Activity |
Copy out the records that follow, leaving every character as it is.

Data extracts |
+++

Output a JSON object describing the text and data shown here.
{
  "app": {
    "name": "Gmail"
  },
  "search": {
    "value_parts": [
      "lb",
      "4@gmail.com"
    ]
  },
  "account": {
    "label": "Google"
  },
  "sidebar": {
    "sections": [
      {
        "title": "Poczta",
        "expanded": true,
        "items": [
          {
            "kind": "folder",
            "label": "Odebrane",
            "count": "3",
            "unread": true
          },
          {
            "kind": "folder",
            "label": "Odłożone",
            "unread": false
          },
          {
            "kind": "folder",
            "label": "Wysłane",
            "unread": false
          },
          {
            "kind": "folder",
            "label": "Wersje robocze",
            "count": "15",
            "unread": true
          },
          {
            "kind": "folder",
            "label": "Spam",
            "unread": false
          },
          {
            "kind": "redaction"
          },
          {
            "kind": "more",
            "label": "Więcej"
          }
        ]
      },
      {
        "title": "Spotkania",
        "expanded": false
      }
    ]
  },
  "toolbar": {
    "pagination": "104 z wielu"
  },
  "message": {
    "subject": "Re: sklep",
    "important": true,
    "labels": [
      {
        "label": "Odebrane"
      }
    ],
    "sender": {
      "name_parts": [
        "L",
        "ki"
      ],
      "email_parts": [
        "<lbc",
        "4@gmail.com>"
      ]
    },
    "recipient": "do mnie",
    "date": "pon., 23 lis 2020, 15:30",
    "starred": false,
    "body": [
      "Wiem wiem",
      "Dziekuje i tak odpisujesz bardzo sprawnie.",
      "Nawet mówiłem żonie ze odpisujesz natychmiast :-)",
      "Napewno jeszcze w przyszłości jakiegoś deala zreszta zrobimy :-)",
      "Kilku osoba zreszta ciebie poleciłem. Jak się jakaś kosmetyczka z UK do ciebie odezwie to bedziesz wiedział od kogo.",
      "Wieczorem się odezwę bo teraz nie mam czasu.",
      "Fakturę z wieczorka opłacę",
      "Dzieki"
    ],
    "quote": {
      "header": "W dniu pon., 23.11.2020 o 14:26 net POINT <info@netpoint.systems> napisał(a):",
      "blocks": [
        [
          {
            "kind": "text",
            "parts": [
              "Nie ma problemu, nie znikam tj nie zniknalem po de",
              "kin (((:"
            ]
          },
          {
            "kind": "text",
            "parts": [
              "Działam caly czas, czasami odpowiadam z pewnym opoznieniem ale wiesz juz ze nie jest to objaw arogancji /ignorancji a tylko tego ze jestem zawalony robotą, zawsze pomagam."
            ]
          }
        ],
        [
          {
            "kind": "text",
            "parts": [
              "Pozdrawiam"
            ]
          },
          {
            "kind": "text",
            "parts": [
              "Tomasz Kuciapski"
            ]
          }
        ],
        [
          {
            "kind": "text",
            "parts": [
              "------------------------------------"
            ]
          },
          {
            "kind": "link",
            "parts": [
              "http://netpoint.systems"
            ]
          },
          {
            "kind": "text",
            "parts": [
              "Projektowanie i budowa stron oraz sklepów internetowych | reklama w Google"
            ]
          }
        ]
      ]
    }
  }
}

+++

Exercise response |
Output a JSON object describing the text and data shown here.
{
  "app": {
    "name": "Gmail"
  },
  "search": {
    "value_parts": [
      "lb",
      "4@gmail.com"
    ]
  },
  "account": {
    "label": "Google"
  },
  "sidebar": {
    "sections": [
      {
        "title": "Poczta",
        "expanded": true,
        "items": [
          {
            "kind": "folder",
            "label": "Odebrane",
            "count": "3",
            "unread": true
          },
          {
            "kind": "folder",
            "label": "Odłożone",
            "unread": false
          },
          {
            "kind": "folder",
            "label": "Wysłane",
            "unread": false
          },
          {
            "kind": "folder",
            "label": "Wersje robocze",
            "count": "15",
            "unread": true
          },
          {
            "kind": "folder",
            "label": "Spam",
            "unread": false
          },
          {
            "kind": "redaction"
          },
          {
            "kind": "more",
            "label": "Więcej"
          }
        ]
      },
      {
        "title": "Spotkania",
        "expanded": false
      }
    ]
  },
  "toolbar": {
    "pagination": "104 z wielu"
  },
  "message": {
    "subject": "Re: sklep",
    "important": true,
    "labels": [
      {
        "label": "Odebrane"
      }
    ],
    "sender": {
      "name_parts": [
        "L",
        "ki"
      ],
      "email_parts": [
        "<lbc",
        "4@gmail.com>"
      ]
    },
    "recipient": "do mnie",
    "date": "pon., 23 lis 2020, 15:30",
    "starred": false,
    "body": [
      "Wiem wiem",
      "Dziekuje i tak odpisujesz bardzo sprawnie.",
      "Nawet mówiłem żonie ze odpisujesz natychmiast :-)",
      "Napewno jeszcze w przyszłości jakiegoś deala zreszta zrobimy :-)",
      "Kilku osoba zreszta ciebie poleciłem. Jak się jakaś kosmetyczka z UK do ciebie odezwie to bedziesz wiedział od kogo.",
      "Wieczorem się odezwę bo teraz nie mam czasu.",
      "Fakturę z wieczorka opłacę",
      "Dzieki"
    ],
    "quote": {
      "header": "W dniu pon., 23.11.2020 o 14:26 net POINT <info@netpoint.systems> napisał(a):",
      "blocks": [
        [
          {
            "kind": "text",
            "parts": [
              "Nie ma problemu, nie znikam tj nie zniknalem po de",
              "kin (((:"
            ]
          },
          {
            "kind": "text",
            "parts": [
              "Działam caly czas, czasami odpowiadam z pewnym opoznieniem ale wiesz juz ze nie jest to objaw arogancji /ignorancji a tylko tego ze jestem zawalony robotą, zawsze pomagam."
            ]
          }
        ],
        [
          {
            "kind": "text",
            "parts": [
              "Pozdrawiam"
            ]
          },
          {
            "kind": "text",
            "parts": [
              "Tomasz Kuciapski"
            ]
          }
        ],
        [
          {
            "kind": "text",
            "parts": [
              "------------------------------------"
            ]
          },
          {
            "kind": "link",
            "parts": [
              "http://netpoint.systems"
            ]
          },
          {
            "kind": "text",
            "parts": [
              "Projektowanie i budowa stron oraz sklepów internetowych | reklama w Google"
            ]
          }
        ]
      ]
    }
  }
}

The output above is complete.